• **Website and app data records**
________________________

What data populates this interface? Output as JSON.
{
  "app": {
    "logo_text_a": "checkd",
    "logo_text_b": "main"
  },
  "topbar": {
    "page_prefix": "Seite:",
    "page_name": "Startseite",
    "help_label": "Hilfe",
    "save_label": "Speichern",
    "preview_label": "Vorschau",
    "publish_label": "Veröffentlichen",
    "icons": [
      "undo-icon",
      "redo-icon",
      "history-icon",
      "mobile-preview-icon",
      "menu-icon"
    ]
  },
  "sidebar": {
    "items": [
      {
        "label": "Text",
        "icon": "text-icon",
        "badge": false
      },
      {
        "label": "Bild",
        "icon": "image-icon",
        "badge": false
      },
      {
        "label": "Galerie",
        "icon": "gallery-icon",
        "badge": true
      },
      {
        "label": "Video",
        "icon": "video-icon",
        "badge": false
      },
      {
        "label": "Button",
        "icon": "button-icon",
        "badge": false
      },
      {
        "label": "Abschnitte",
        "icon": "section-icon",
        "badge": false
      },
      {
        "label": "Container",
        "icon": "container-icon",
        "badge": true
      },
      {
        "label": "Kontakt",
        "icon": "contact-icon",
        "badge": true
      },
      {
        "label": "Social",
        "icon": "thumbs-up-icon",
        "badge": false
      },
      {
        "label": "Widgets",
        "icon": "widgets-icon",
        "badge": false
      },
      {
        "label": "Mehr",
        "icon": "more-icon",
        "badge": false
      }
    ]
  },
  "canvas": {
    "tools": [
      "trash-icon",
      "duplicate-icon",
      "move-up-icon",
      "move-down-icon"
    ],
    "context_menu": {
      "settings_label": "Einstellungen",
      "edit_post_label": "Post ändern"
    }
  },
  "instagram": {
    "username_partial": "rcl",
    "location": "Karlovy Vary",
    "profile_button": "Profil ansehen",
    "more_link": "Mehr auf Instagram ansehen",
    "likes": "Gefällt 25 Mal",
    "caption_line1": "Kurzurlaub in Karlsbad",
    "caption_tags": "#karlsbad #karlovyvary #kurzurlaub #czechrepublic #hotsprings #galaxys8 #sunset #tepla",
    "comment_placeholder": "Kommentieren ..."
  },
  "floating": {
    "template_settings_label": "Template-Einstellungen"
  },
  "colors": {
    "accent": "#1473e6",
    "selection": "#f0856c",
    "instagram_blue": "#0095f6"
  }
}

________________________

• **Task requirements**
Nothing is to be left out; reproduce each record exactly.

• **Task solution**
What data populates this interface? Output as JSON.
{
  "app": {
    "logo_text_a": "checkd",
    "logo_text_b": "main"
  },
  "topbar": {
    "page_prefix": "Seite:",
    "page_name": "Startseite",
    "help_label": "Hilfe",
    "save_label": "Speichern",
    "preview_label": "Vorschau",
    "publish_label": "Veröffentlichen",
    "icons": [
      "undo-icon",
      "redo-icon",
      "history-icon",
      "mobile-preview-icon",
      "menu-icon"
    ]
  },
  "sidebar": {
    "items": [
      {
        "label": "Text",
        "icon": "text-icon",
        "badge": false
      },
      {
        "label": "Bild",
        "icon": "image-icon",
        "badge": false
      },
      {
        "label": "Galerie",
        "icon": "gallery-icon",
        "badge": true
      },
      {
        "label": "Video",
        "icon": "video-icon",
        "badge": false
      },
      {
        "label": "Button",
        "icon": "button-icon",
        "badge": false
      },
      {
        "label": "Abschnitte",
        "icon": "section-icon",
        "badge": false
      },
      {
        "label": "Container",
        "icon": "container-icon",
        "badge": true
      },
      {
        "label": "Kontakt",
        "icon": "contact-icon",
        "badge": true
      },
      {
        "label": "Social",
        "icon": "thumbs-up-icon",
        "badge": false
      },
      {
        "label": "Widgets",
        "icon": "widgets-icon",
        "badge": false
      },
      {
        "label": "Mehr",
        "icon": "more-icon",
        "badge": false
      }
    ]
  },
  "canvas": {
    "tools": [
      "trash-icon",
      "duplicate-icon",
      "move-up-icon",
      "move-down-icon"
    ],
    "context_menu": {
      "settings_label": "Einstellungen",
      "edit_post_label": "Post ändern"
    }
  },
  "instagram": {
    "username_partial": "rcl",
    "location": "Karlovy Vary",
    "profile_button": "Profil ansehen",
    "more_link": "Mehr auf Instagram ansehen",
    "likes": "Gefällt 25 Mal",
    "caption_line1": "Kurzurlaub in Karlsbad",
    "caption_tags": "#karlsbad #karlovyvary #kurzurlaub #czechrepublic #hotsprings #galaxys8 #sunset #tepla",
    "comment_placeholder": "Kommentieren ..."
  },
  "floating": {
    "template_settings_label": "Template-Einstellungen"
  },
  "colors": {
    "accent": "#1473e6",
    "selection": "#f0856c",
    "instagram_blue": "#0095f6"
  }
}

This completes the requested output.